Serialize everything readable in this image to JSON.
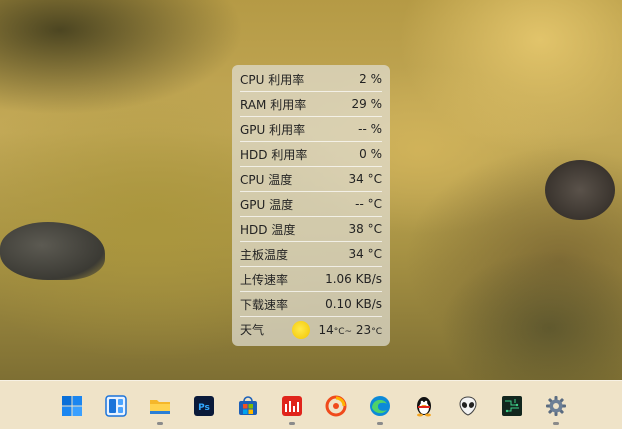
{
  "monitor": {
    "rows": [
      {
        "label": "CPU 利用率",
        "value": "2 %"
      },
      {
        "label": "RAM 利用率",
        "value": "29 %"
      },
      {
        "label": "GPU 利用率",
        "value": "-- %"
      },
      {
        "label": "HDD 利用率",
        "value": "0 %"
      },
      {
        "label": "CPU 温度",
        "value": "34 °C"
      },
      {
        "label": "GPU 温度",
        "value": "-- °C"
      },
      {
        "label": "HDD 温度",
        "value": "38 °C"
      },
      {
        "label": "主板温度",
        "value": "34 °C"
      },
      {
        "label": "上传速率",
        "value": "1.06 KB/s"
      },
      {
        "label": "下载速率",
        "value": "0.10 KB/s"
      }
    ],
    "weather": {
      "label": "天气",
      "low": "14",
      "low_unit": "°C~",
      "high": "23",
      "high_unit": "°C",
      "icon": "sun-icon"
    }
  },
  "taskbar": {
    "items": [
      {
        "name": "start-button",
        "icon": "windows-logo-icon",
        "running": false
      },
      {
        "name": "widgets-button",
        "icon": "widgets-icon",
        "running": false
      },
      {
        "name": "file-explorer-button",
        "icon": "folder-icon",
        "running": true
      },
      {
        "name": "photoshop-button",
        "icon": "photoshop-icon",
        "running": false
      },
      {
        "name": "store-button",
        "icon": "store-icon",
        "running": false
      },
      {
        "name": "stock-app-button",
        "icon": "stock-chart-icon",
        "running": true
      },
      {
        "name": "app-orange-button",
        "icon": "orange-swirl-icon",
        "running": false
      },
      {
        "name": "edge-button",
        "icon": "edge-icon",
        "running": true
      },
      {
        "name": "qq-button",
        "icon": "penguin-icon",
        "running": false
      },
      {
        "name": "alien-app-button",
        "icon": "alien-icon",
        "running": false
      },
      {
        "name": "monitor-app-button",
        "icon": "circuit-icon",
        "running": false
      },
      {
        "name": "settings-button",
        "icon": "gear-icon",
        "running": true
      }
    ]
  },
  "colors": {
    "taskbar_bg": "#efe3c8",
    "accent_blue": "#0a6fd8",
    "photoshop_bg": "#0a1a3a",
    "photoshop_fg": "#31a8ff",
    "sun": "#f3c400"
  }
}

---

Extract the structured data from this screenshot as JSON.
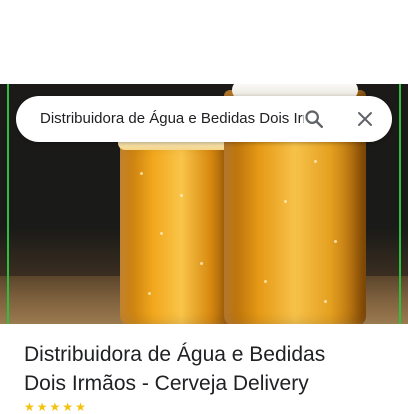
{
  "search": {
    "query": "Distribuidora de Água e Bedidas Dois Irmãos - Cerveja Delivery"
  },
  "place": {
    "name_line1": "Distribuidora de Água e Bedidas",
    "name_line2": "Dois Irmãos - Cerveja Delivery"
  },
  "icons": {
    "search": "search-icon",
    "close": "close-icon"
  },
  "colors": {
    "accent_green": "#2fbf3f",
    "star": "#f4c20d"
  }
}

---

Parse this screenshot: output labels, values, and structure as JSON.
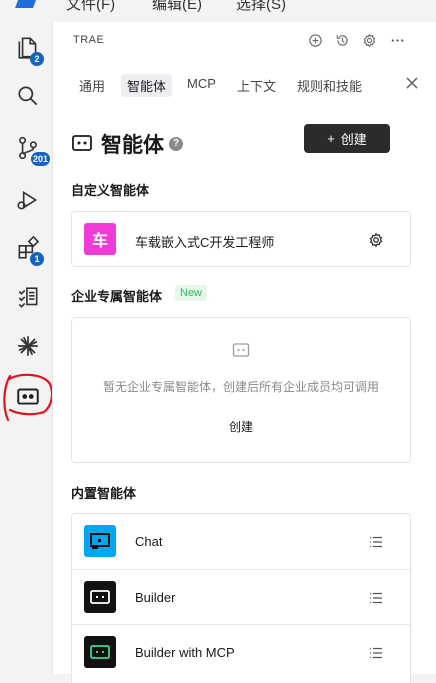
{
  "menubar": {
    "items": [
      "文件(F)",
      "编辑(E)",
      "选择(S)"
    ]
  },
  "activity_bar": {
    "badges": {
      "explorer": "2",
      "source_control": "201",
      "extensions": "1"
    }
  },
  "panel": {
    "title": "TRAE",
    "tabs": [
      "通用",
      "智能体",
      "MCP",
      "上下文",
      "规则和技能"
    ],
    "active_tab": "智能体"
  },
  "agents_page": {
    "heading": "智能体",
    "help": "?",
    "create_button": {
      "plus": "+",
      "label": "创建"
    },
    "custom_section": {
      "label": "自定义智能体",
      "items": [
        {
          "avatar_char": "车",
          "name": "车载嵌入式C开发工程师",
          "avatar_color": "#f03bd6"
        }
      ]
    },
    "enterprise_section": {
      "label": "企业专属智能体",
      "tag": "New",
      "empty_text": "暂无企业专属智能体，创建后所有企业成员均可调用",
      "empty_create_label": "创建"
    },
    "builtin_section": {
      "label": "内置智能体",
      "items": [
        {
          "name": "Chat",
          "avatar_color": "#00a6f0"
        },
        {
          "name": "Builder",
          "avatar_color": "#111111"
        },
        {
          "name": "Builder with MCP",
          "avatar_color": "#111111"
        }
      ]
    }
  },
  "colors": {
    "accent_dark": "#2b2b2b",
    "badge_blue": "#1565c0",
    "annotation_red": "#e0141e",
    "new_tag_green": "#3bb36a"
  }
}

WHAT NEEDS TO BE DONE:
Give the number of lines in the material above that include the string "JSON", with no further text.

REPLY:
3